20. Wolfs speech, "Fiir unser Land" (For our country) was first published in Neues Deutschland on 28 November 1989 and then reprinted in Frankfurter Rundschau on 30 November 1989. It is also reprinted in 1m Dialog, p. 170-71.

21. Wolfs appeal was issued too late. The ground swell movement for (re)unification with the Federal Republic, together with a widespread suspicion/rejection of socialism, rendered her call ineffectual and showed how out of touch she and other intellectuals were with changing populist demands.

22. See "Schreiben im Zeitbezug: Gesprach mit Aafke Steenhuis," in Christa Wolf, 1m Dialog, p. 149, for Wolf's description of the pain and sense of disillusionment she felt in 1968.

23. Wolf is the recipient of virtually every major West German literature award. These include: literature prize of the city of Bremen (1977); the Georg Buchner prize of the German Academy for Language and Literature, Darmstadt (1980); Friedrich Schiller Memorial Prize of BadenWürttenberg (1983). In addition, she was asked to hold the prestigious Lectures on Poetics at the University of Frankfurt (1982) and she holds honorary doctorates from the University of Hamburg (1985) and the University of Hildesheim (1990).

24. It is another question entirely whether Wolfshould have been awarded this prize. It is debatable whether Wolfs resistance to the communist regime can be compared to the overt resistance to the Nazis offered by the Scholls.

25. Once again Wolf has beat him to the draw in Kindheitsmuster. In a sense Schirrrnacher uses Wolf's insights against her, accusing her of precisely those attributes with which she faults herself and other members of her generation.

26. "Notige Kritik oder Hinrichtung?" Spiegel 29/1990: 138-143. Grass, whose position is very similiar to mine, defends Wolfon the basis of her biography and writings. He challenges the faulty premises of the attack, pointing out, among other things, that Wolf had never claimed to be a heroine; since heroism or expatriation would have been entailed in publishing Was bleibt before the collapse of the GDR, he considers the criticism levied to be unfair. Pointing out that the "reviews" of Wasbleibt did not address themselves to the text of Was bleibt, he reveals the strategies operable in Greiner's and Schirrmacher's reviews.

27. "Christa Wolfs trauriger Zettelkasten," Frankfurter Allgemeine Zeitung; 19 March 1977.

28. One of the questions posed in the survey was: "of which contemporary West or East German writer are you proud? Of which not proud at all?" While not everyone interviewed was asked this question, Reich-Ranicki was the only one among those asked to respond to the second half of the question. In singling out Wolf, he maintained that his judgment was predicated not on moral or political issues. but on the aesthetic inferiority of her last books.

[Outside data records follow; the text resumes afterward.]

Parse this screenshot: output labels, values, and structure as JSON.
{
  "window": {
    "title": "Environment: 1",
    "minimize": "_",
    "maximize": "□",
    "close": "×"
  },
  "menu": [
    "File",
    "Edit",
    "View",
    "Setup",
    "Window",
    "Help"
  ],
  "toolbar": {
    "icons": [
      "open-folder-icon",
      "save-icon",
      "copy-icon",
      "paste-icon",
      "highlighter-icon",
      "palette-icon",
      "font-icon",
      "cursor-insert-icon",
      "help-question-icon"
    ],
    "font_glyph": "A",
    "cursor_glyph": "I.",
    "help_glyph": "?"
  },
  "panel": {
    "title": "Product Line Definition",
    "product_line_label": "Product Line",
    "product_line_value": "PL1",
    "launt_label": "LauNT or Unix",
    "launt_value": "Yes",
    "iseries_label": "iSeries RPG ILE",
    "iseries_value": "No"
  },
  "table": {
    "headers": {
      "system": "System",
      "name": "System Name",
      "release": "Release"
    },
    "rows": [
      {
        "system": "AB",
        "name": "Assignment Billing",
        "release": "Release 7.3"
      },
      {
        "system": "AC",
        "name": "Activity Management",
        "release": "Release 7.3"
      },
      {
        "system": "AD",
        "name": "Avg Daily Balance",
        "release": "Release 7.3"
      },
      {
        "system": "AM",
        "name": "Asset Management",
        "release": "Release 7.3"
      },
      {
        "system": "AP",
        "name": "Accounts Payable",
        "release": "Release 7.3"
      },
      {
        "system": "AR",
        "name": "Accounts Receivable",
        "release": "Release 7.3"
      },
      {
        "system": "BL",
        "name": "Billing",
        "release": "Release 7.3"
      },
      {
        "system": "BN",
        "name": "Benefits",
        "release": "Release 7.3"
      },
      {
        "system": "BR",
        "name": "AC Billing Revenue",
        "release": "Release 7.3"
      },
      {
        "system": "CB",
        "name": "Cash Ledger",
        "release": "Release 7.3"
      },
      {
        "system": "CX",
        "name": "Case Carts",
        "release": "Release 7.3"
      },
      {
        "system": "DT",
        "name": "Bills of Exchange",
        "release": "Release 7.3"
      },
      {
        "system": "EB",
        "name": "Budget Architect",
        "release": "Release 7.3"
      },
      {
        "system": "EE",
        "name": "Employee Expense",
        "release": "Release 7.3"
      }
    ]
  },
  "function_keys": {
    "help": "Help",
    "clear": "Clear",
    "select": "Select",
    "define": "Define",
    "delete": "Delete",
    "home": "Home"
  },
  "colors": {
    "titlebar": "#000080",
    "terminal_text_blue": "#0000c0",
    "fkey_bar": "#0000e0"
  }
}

29. I do not hold with a conspiracy theory per se, one that reads these attacks on Wolf as a scheme masterminded by Reich-Ranicki and executed by him and his henchmen. Greiner and Schirrmacher. However the concerted effort exerted by all three convinces me that there is more at stake here than they are willing to admit.

30. Greiner's article is entitled "Die deutsche Gesinnungsasthetik. Noch einmal: Christa Wolf und der deutsche Literaturstreit. "

31. The same cynicism is at work in academic circles in this country where, since the collapse of the GDR, many armchair Marxists have disavowed any connection to socialism.

32. Both Christa Wolf and GUnter Grass subscribe to this theory; both called for a federation between the Federal republic and the former GDR and tried to impede the headlong rush toward (re)unification on the West's terms.

33. The article is entitled "Germany Rewrites History: The Attack on Christa Wolf."

34. Ironically, of course, given the massive disenchantment with socialism, such a fear was probably misplaced. Neither Wolf nor other members of the GDR literary establishment, such as Christoph Hein, Volker Braun or Helga Konigsdorf were able to win the disenchanted GDR populace for their alternative socialist cause.

35. My translation. The original German reads: "eine Konigin kopfen ist einfacher als einen Konig kopfen." Konigsdorf made this statment at the 1990 Women in German Conference, held on 23-26 October in Minneapolis, Minnesota.